-------- GIVEN RECORDS

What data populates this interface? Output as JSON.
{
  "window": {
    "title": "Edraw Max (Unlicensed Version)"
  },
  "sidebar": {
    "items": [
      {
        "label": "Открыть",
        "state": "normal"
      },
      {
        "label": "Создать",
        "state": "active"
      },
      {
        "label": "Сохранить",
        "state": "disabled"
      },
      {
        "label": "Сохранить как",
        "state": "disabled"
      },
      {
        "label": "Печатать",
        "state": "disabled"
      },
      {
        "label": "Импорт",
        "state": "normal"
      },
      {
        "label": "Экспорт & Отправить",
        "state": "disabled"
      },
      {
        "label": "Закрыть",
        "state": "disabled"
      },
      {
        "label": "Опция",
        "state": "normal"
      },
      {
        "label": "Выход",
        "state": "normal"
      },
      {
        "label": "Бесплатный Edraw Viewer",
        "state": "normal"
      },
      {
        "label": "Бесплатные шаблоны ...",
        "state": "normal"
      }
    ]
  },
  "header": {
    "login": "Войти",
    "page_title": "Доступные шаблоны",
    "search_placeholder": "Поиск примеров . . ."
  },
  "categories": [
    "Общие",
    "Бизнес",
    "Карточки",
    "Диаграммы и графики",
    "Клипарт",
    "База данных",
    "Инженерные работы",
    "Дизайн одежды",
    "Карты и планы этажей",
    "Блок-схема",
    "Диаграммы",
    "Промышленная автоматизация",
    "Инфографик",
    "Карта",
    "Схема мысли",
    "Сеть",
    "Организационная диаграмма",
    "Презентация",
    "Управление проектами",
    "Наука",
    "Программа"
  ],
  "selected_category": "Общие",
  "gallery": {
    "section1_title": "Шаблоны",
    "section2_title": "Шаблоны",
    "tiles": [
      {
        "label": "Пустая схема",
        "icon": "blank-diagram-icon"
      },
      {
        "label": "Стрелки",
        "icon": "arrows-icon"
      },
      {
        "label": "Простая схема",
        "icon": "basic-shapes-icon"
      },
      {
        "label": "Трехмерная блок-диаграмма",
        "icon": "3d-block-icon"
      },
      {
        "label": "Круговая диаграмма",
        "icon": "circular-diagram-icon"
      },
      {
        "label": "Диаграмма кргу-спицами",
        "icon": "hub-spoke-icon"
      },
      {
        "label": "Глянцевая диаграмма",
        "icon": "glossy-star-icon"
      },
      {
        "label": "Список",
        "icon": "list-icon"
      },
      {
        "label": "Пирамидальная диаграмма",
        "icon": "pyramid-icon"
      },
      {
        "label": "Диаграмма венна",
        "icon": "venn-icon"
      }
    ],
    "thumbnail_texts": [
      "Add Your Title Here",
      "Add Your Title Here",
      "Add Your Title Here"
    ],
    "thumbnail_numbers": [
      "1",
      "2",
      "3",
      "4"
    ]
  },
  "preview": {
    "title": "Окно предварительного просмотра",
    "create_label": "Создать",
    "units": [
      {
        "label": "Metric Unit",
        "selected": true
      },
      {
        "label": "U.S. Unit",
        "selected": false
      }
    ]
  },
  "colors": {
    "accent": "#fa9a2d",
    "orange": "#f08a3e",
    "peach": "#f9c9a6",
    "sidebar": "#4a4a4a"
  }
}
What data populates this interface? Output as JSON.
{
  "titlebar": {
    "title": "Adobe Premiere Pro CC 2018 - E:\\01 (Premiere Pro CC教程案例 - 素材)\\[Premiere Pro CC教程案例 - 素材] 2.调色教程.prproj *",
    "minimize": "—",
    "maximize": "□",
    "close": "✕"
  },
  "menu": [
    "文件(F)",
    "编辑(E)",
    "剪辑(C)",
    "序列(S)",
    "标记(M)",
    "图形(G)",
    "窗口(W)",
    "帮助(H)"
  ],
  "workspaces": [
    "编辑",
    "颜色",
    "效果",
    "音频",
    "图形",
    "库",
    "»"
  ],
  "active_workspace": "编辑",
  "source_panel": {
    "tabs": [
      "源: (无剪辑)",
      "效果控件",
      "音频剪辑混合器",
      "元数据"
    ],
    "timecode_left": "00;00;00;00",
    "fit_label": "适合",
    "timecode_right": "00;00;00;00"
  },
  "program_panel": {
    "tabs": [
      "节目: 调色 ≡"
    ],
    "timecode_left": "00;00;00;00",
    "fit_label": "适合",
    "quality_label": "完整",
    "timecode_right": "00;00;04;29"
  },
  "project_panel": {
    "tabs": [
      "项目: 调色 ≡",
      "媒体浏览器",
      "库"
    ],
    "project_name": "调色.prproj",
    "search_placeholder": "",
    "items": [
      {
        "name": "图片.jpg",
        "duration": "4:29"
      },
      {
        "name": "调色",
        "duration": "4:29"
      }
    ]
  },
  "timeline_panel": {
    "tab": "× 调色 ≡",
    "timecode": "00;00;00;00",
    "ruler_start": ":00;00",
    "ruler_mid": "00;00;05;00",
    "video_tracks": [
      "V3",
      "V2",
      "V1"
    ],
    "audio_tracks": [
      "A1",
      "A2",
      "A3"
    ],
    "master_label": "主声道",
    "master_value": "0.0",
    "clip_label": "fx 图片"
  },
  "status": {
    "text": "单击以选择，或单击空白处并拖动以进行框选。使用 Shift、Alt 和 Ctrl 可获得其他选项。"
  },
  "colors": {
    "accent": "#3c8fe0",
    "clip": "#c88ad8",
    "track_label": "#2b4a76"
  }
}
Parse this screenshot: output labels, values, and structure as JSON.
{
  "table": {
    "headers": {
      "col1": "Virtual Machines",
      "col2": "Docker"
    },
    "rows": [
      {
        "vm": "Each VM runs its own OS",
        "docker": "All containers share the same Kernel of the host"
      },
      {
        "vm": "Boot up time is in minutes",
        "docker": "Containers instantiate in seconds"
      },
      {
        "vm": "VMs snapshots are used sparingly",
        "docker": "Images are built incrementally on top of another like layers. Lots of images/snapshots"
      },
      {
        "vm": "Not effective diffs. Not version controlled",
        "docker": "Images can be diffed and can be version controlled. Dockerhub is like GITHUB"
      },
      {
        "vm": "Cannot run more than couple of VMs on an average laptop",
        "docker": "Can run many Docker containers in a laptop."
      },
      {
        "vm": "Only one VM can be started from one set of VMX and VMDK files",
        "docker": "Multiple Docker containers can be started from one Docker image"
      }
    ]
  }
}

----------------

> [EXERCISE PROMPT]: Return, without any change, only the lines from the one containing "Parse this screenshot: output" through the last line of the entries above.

> [RESULT FOR THIS TASK]:
Parse this screenshot: output labels, values, and structure as JSON.
{
  "table": {
    "headers": {
      "col1": "Virtual Machines",
      "col2": "Docker"
    },
    "rows": [
      {
        "vm": "Each VM runs its own OS",
        "docker": "All containers share the same Kernel of the host"
      },
      {
        "vm": "Boot up time is in minutes",
        "docker": "Containers instantiate in seconds"
      },
      {
        "vm": "VMs snapshots are used sparingly",
        "docker": "Images are built incrementally on top of another like layers. Lots of images/snapshots"
      },
      {
        "vm": "Not effective diffs. Not version controlled",
        "docker": "Images can be diffed and can be version controlled. Dockerhub is like GITHUB"
      },
      {
        "vm": "Cannot run more than couple of VMs on an average laptop",
        "docker": "Can run many Docker containers in a laptop."
      },
      {
        "vm": "Only one VM can be started from one set of VMX and VMDK files",
        "docker": "Multiple Docker containers can be started from one Docker image"
      }
    ]
  }
}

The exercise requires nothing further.